 160 mg of NaClO2 was dissolved in 100 mL of DI water. 10 mL aliquots of the NaClO2 solution were added to different test tubes. 20 uL of acetic acid were added to each tube and the pH was adjusted to about 3.5. Then 100 uL of enzyme was added to the solution. After 30 min of incubation at ambient temperature, the solution was diluted 3 times by DI water. ClO2 formation was detected by UV absorbency at 360 nm. It is evident that all of the enzymes can generate ClO2 to some extent under the conditions used in this experiment.
TABLE-US-00001 TABLE 1 Enzymatic Chlorine Dioxide Generation Absorbency No. Sample at 360 nm 1 Control 0.155 2 Peroxidase from Coprinus cinereus 0.764 (Novozymes) 3 Haloperoxidase from Curvularia verruculosa 0.168 (Novozymes) 4 Laccase from Trametes villosa 0.802 (Novozymes) 5 Laccase from Coprinus cinereus 0.190 (Novozymes) 6 Laccase from Myceliophthora thermophila 0.197 (Novozymes) 7 Chloroperoxidase from Caldariomyces fumago 0.393 (Sigma, C-0278)
 5 g (o.d. dry) of unbleached kraft pulp was added to each beaker and diluted to about 5% consistency. The pulp was adjusted to various pH by 2N H2SO4. 10 mL of 11.3/L of NaClO2 was added to each beaker. 500 ul of peroxidase (Coprinus cinereus peroxidase, Novozymes) was added to the solution and the beaker was incubated at 60° C. for 1 hr. After bleaching, the pulp was rinsed with DI water and handsheets were made and tested for brightness. Brightness was tested according to Tappi standard (T452). It is clear the peroxidase improved pulp brightness in all the pH range.
TABLE-US-00002 pH Sample Brightness 3 Control 50.4 3 Peroxidase 51.4 4 Control 46.8 4 Peroxidase 47.3 5 Control 43.3 5 Peroxidase 44.2 6 Control 42.8 6 Peroxidase 45.0

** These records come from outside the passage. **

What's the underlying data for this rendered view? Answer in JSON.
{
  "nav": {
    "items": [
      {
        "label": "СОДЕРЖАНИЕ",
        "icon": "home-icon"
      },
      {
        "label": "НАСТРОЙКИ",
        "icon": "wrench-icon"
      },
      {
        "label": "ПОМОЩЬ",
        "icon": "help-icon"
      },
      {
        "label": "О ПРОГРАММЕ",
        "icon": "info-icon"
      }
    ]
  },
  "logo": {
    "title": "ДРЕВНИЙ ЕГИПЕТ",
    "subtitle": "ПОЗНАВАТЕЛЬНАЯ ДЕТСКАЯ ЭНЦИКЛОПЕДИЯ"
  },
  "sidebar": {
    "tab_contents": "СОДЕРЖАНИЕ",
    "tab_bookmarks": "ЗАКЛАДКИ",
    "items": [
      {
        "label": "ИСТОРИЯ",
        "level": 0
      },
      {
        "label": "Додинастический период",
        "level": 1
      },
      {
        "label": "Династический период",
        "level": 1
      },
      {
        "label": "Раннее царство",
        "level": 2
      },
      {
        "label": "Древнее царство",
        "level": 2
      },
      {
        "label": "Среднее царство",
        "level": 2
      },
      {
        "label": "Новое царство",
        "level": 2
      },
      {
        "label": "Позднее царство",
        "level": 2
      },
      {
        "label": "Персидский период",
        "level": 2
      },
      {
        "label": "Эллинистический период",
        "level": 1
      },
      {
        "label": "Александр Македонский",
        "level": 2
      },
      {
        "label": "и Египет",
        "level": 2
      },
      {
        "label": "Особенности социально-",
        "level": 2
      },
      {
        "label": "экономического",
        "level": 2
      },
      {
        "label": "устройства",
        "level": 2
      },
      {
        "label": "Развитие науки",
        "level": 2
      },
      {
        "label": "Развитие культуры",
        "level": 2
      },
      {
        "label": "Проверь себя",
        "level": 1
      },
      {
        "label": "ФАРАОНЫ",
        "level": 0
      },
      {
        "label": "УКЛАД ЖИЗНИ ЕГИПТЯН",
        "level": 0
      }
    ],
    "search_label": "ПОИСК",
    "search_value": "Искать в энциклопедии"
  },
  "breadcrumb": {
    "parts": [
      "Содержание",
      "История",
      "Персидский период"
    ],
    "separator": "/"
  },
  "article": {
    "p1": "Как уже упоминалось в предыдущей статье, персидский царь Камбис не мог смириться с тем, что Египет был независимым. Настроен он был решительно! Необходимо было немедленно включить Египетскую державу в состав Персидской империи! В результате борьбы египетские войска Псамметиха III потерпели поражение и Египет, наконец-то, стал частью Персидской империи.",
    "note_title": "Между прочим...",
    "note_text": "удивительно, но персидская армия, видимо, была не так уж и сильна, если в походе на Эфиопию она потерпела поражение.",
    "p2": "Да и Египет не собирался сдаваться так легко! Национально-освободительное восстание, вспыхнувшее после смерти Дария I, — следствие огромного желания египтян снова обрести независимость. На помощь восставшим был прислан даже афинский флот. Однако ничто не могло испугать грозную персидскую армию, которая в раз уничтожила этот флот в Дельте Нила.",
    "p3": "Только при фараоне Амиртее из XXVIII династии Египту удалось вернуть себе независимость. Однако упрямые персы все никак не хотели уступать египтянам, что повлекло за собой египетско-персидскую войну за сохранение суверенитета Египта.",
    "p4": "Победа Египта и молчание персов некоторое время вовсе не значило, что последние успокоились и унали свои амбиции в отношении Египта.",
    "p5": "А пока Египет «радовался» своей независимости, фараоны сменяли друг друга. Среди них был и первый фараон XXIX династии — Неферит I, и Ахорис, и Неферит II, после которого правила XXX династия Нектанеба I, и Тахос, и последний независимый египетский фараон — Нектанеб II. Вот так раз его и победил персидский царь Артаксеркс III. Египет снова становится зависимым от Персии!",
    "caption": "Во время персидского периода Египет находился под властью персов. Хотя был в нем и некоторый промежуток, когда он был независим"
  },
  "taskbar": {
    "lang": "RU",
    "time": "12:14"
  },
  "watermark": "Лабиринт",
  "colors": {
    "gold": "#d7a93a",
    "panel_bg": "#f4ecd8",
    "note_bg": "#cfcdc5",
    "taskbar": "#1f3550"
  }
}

Patent applications by Hui Xu, Franklinton, NC US
Patent applications by Kim Bloomfield, Raleigh, NC US